The Dutch-based nonprofit Mars One, which aims to land four astronauts on the Red Planet during a one-way mission in 2025, has signed a deal to use a new "people's map of Mars" being developed by the space-funding company Uwingu, officials with both organizations announced Monday.
Most of the landforms on Uwingu's map will bear names chosen by members of the public who have paid a small fee. Uwingu announced last week that it's seeking monikers for the 500,000 unnamed craters currently cataloged on Mars. [Photos: How Mars One Will Colonize the Red Planet]
"The name you choose will go down in history, traveling on board our 2018 mission lander, and will be used by our future astronauts," Mars One CEO and co-founder Bas Lansdorp said in a statement.
Mars One's planned 2018 mission aims to launch a robotic lander and orbiter toward the Red Planet to demonstrate some of the technologies required for human missions. Further unmanned efforts will prepare for the arrival of people, who are slated to touch down in 2025 as the vanguard of a permanent Mars colony.
Mars One plans to pay for most of these activities by staging media events connected to the colonization project.

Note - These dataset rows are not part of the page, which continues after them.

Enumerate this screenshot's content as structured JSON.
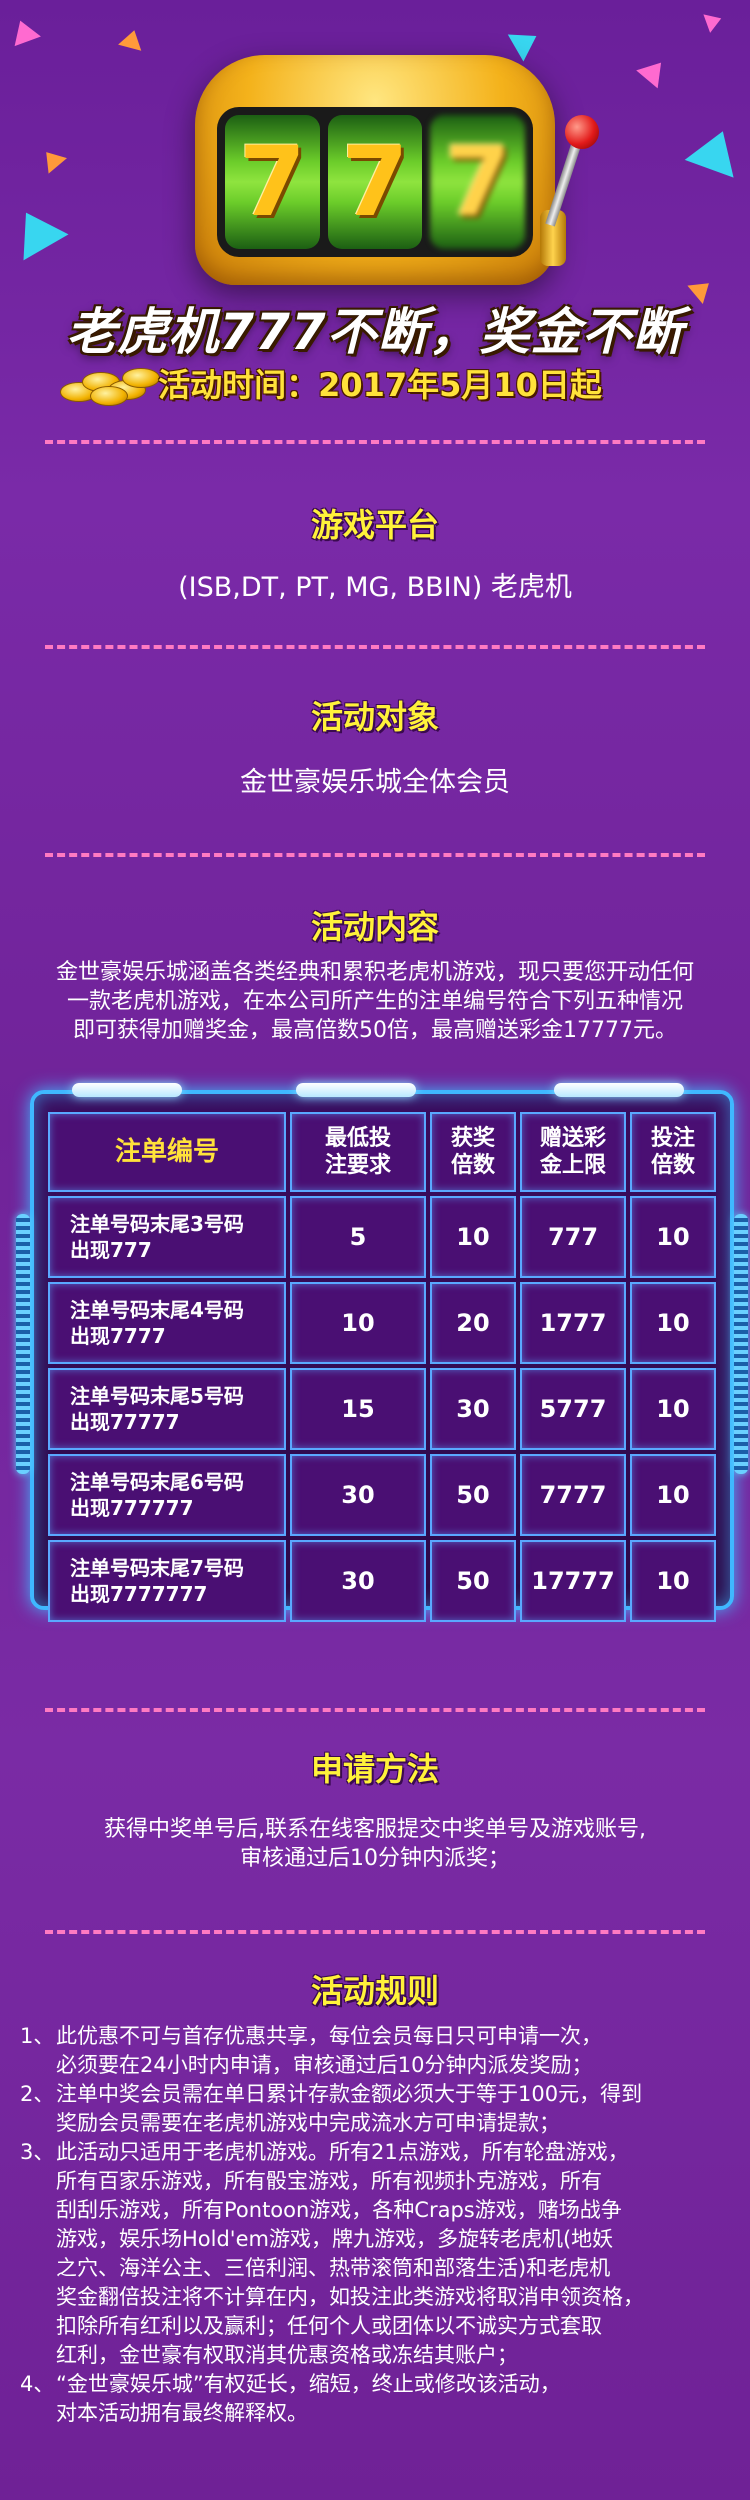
{
  "hero": {
    "reels": [
      "7",
      "7",
      "7"
    ],
    "title": "老虎机777不断，奖金不断",
    "date": "活动时间：2017年5月10日起"
  },
  "sections": {
    "platform": {
      "title": "游戏平台",
      "text": "(ISB,DT, PT, MG, BBIN) 老虎机"
    },
    "target": {
      "title": "活动对象",
      "text": "金世豪娱乐城全体会员"
    },
    "content": {
      "title": "活动内容",
      "lines": [
        "金世豪娱乐城涵盖各类经典和累积老虎机游戏，现只要您开动任何",
        "一款老虎机游戏，在本公司所产生的注单编号符合下列五种情况",
        "即可获得加赠奖金，最高倍数50倍，最高赠送彩金17777元。"
      ]
    },
    "apply": {
      "title": "申请方法",
      "lines": [
        "获得中奖单号后,联系在线客服提交中奖单号及游戏账号,",
        "审核通过后10分钟内派奖；"
      ]
    },
    "rules": {
      "title": "活动规则",
      "items": [
        {
          "num": "1、",
          "lines": [
            "此优惠不可与首存优惠共享，每位会员每日只可申请一次，",
            "必须要在24小时内申请，审核通过后10分钟内派发奖励；"
          ]
        },
        {
          "num": "2、",
          "lines": [
            "注单中奖会员需在单日累计存款金额必须大于等于100元，得到",
            "奖励会员需要在老虎机游戏中完成流水方可申请提款；"
          ]
        },
        {
          "num": "3、",
          "lines": [
            "此活动只适用于老虎机游戏。所有21点游戏，所有轮盘游戏，",
            "所有百家乐游戏，所有骰宝游戏，所有视频扑克游戏，所有",
            "刮刮乐游戏，所有Pontoon游戏，各种Craps游戏，赌场战争",
            "游戏，娱乐场Hold'em游戏，牌九游戏，多旋转老虎机(地妖",
            "之穴、海洋公主、三倍利润、热带滚筒和部落生活)和老虎机",
            "奖金翻倍投注将不计算在内，如投注此类游戏将取消申领资格，",
            "扣除所有红利以及赢利；任何个人或团体以不诚实方式套取",
            "红利，金世豪有权取消其优惠资格或冻结其账户；"
          ]
        },
        {
          "num": "4、",
          "lines": [
            "“金世豪娱乐城”有权延长，缩短，终止或修改该活动，",
            "对本活动拥有最终解释权。"
          ]
        }
      ]
    }
  },
  "table": {
    "headers": [
      {
        "lines": [
          "注单编号"
        ]
      },
      {
        "lines": [
          "最低投",
          "注要求"
        ]
      },
      {
        "lines": [
          "获奖",
          "倍数"
        ]
      },
      {
        "lines": [
          "赠送彩",
          "金上限"
        ]
      },
      {
        "lines": [
          "投注",
          "倍数"
        ]
      }
    ],
    "rows": [
      {
        "cond": [
          "注单号码末尾3号码",
          "出现777"
        ],
        "min": "5",
        "mult": "10",
        "cap": "777",
        "bet": "10"
      },
      {
        "cond": [
          "注单号码末尾4号码",
          "出现7777"
        ],
        "min": "10",
        "mult": "20",
        "cap": "1777",
        "bet": "10"
      },
      {
        "cond": [
          "注单号码末尾5号码",
          "出现77777"
        ],
        "min": "15",
        "mult": "30",
        "cap": "5777",
        "bet": "10"
      },
      {
        "cond": [
          "注单号码末尾6号码",
          "出现777777"
        ],
        "min": "30",
        "mult": "50",
        "cap": "7777",
        "bet": "10"
      },
      {
        "cond": [
          "注单号码末尾7号码",
          "出现7777777"
        ],
        "min": "30",
        "mult": "50",
        "cap": "17777",
        "bet": "10"
      }
    ]
  },
  "colors": {
    "heading": "#fff23a",
    "divider": "#ff7ac2",
    "table_border": "#3fb8ff"
  },
  "icons": [
    "slot-machine-icon",
    "lever-icon",
    "gold-coins-icon"
  ]
}
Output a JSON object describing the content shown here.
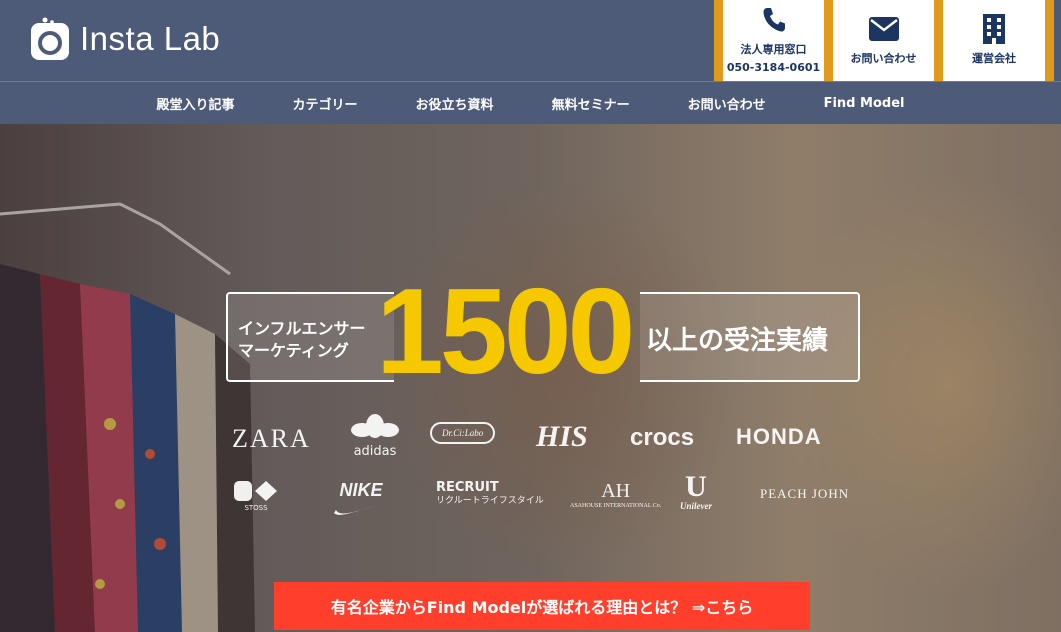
{
  "header": {
    "logo_text": "Insta Lab",
    "buttons": {
      "corp_label": "法人専用窓口",
      "corp_phone": "050-3184-0601",
      "contact_label": "お問い合わせ",
      "company_label": "運営会社"
    },
    "icons": {
      "corp": "phone-icon",
      "contact": "mail-icon",
      "company": "building-icon"
    },
    "accent_color": "#e19a1b",
    "bg_color": "#4e5b78"
  },
  "nav": {
    "items": [
      "殿堂入り記事",
      "カテゴリー",
      "お役立ち資料",
      "無料セミナー",
      "お問い合わせ",
      "Find Model"
    ]
  },
  "hero": {
    "headline_left": "インフルエンサー\nマーケティング",
    "headline_number": "1500",
    "headline_right": "以上の受注実績",
    "number_color": "#f5c800",
    "brands": [
      "ZARA",
      "adidas",
      "Dr.Ci:Labo",
      "HIS",
      "crocs",
      "HONDA",
      "STOSS",
      "NIKE",
      "RECRUIT",
      "リクルートライフスタイル",
      "AH",
      "ASAHOUSE INTERNATIONAL Co.",
      "U",
      "Unilever",
      "PEACH JOHN"
    ],
    "cta_label": "有名企業からFind Modelが選ばれる理由とは？ ⇒こちら",
    "cta_color": "#ff3f2c"
  }
}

The chief purpose of Uwingu is to raise funds for space exploration, research and education. The price for registering a suggested Mars name starts at $5 and goes up as crater size increases. In exchange for carrying Uwingu's map to Mars, Mars One will receive a portion of the funds generated by the naming project, officials said.
"I'm very excited about this," said planetary scientist Alan Stern, Uwingu's founder and CEO.